Problem: Find how many lines below hold "this", then state that number by itself.

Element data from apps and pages
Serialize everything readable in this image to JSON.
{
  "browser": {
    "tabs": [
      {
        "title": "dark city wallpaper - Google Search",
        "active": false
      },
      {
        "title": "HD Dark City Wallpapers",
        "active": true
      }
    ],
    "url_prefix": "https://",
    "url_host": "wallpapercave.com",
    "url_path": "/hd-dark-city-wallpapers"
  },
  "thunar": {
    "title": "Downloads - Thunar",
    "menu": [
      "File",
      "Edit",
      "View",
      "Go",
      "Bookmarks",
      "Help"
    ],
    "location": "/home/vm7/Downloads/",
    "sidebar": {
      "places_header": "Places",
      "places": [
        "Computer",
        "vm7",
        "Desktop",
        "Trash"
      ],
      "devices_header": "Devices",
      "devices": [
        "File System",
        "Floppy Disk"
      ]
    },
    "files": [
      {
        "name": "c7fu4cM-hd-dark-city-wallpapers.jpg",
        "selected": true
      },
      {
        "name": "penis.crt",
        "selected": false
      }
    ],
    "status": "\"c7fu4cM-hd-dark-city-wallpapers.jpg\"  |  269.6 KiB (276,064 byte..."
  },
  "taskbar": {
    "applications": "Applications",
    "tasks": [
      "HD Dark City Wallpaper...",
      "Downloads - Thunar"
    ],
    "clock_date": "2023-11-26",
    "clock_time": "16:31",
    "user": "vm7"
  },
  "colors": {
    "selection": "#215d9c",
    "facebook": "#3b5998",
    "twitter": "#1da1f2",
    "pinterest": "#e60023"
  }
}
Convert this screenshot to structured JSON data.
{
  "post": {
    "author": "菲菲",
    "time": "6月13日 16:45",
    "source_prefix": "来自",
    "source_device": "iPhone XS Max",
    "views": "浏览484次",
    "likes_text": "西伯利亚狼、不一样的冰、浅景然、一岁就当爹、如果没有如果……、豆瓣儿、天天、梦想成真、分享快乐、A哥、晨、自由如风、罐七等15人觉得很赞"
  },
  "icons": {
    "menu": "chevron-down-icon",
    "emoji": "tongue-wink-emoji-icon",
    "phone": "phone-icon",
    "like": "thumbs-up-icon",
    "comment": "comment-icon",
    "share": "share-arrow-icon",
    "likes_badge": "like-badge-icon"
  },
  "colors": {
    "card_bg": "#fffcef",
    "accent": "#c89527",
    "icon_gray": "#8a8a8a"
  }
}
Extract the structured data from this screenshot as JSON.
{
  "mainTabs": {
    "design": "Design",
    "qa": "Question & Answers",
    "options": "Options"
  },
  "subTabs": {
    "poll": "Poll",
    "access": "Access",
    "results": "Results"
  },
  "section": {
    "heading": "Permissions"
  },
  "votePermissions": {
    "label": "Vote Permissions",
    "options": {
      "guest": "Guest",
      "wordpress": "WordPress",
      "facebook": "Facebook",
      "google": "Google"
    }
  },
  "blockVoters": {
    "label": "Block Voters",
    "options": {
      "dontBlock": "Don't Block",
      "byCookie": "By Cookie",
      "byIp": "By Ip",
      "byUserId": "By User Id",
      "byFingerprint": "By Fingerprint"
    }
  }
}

Exercise response: 3